-- PROBLEM REQUIREMENTS --
Where a line holds the word "Search", copy it from the records.

-------- DATA FOR THE TASK

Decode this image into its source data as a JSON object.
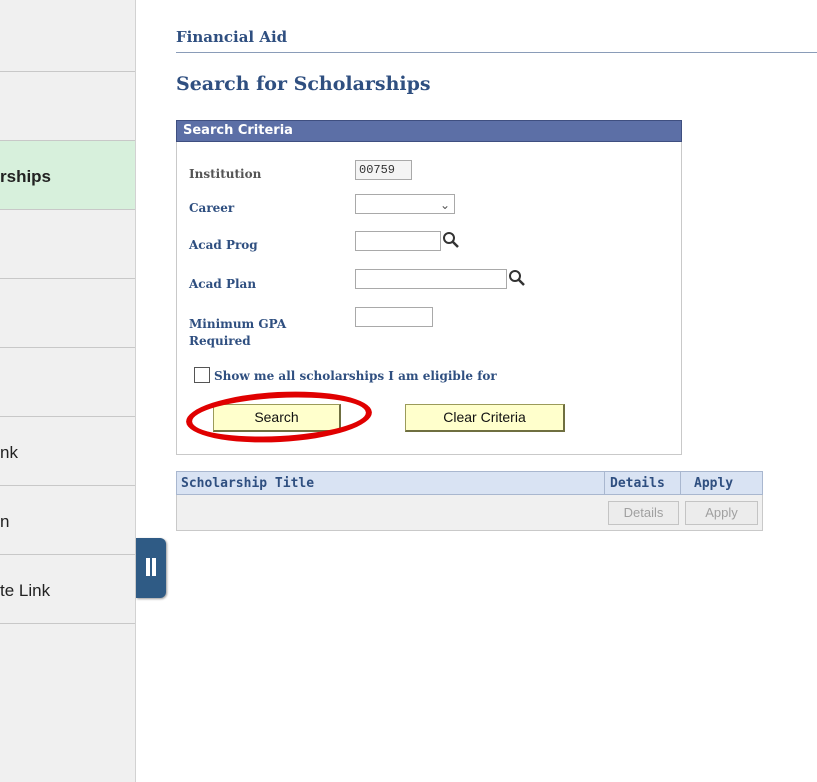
{
  "sidebar": {
    "items": [
      {
        "label": ""
      },
      {
        "label": ""
      },
      {
        "label": "rships"
      },
      {
        "label": ""
      },
      {
        "label": ""
      },
      {
        "label": ""
      },
      {
        "label": "nk"
      },
      {
        "label": "n"
      },
      {
        "label": "te Link"
      }
    ],
    "active_index": 2
  },
  "breadcrumb": "Financial Aid",
  "page_title": "Search for Scholarships",
  "criteria": {
    "header": "Search Criteria",
    "institution_label": "Institution",
    "institution_value": "00759",
    "career_label": "Career",
    "career_value": "",
    "acad_prog_label": "Acad Prog",
    "acad_prog_value": "",
    "acad_plan_label": "Acad Plan",
    "acad_plan_value": "",
    "min_gpa_label_1": "Minimum GPA",
    "min_gpa_label_2": "Required",
    "min_gpa_value": "",
    "show_all_label": "Show me all scholarships I am eligible for",
    "show_all_checked": false
  },
  "buttons": {
    "search": "Search",
    "clear": "Clear Criteria"
  },
  "results": {
    "columns": [
      "Scholarship Title",
      "Details",
      "Apply"
    ],
    "row_details_button": "Details",
    "row_apply_button": "Apply"
  },
  "icons": {
    "lookup": "magnifier-icon",
    "dropdown": "chevron-down-icon",
    "collapse": "pause-icon"
  },
  "colors": {
    "accent": "#2f4f80",
    "header_bar": "#5c6fa6",
    "button_bg": "#ffffcc",
    "active_nav": "#d7f0dc",
    "annotation": "#e00000"
  }
}
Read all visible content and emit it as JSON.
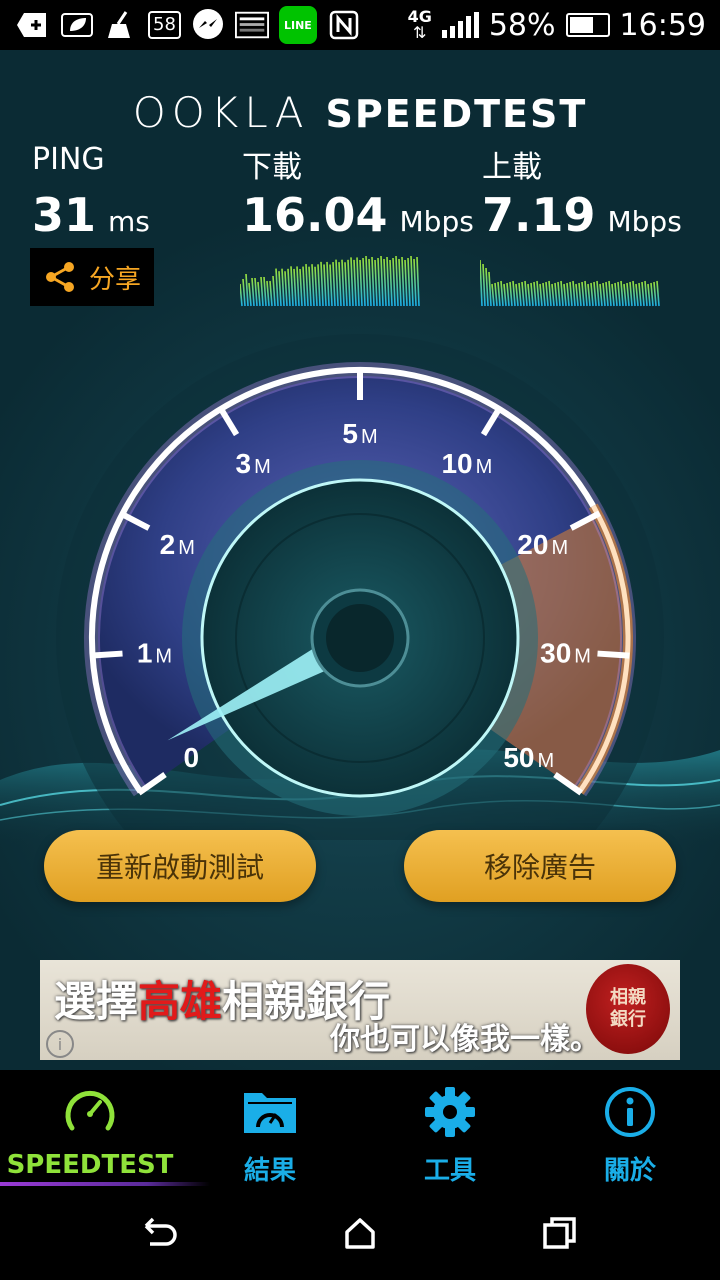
{
  "status_bar": {
    "notif_count": "58",
    "line_label": "LINE",
    "network": "4G",
    "battery_percent": "58%",
    "time": "16:59"
  },
  "header": {
    "brand": "OOKLA",
    "product": "SPEEDTEST"
  },
  "stats": {
    "ping": {
      "label": "PING",
      "value": "31",
      "unit": "ms"
    },
    "download": {
      "label": "下載",
      "value": "16.04",
      "unit": "Mbps"
    },
    "upload": {
      "label": "上載",
      "value": "7.19",
      "unit": "Mbps"
    }
  },
  "share": {
    "label": "分享"
  },
  "gauge": {
    "ticks": [
      {
        "num": "0",
        "unit": ""
      },
      {
        "num": "1",
        "unit": "M"
      },
      {
        "num": "2",
        "unit": "M"
      },
      {
        "num": "3",
        "unit": "M"
      },
      {
        "num": "5",
        "unit": "M"
      },
      {
        "num": "10",
        "unit": "M"
      },
      {
        "num": "20",
        "unit": "M"
      },
      {
        "num": "30",
        "unit": "M"
      },
      {
        "num": "50",
        "unit": "M"
      }
    ],
    "colors": {
      "ring": "#b48cf0",
      "highlight": "#f08a2a",
      "needle": "#9ff2f7"
    }
  },
  "buttons": {
    "restart": "重新啟動測試",
    "remove_ads": "移除廣告"
  },
  "ad": {
    "line1_a": "選擇",
    "line1_highlight": "高雄",
    "line1_b": "相親銀行",
    "line2": "你也可以像我一樣。",
    "seal": "相親銀行",
    "info": "i"
  },
  "tabs": [
    {
      "label": "SPEEDTEST",
      "icon": "speedometer-icon",
      "active": true
    },
    {
      "label": "結果",
      "icon": "results-folder-icon",
      "active": false
    },
    {
      "label": "工具",
      "icon": "gear-icon",
      "active": false
    },
    {
      "label": "關於",
      "icon": "info-icon",
      "active": false
    }
  ]
}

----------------

-- YOUR RESPONSE --
  "page_title": "Search for Scholarships",
    "header": "Search Criteria",
    "search": "Search",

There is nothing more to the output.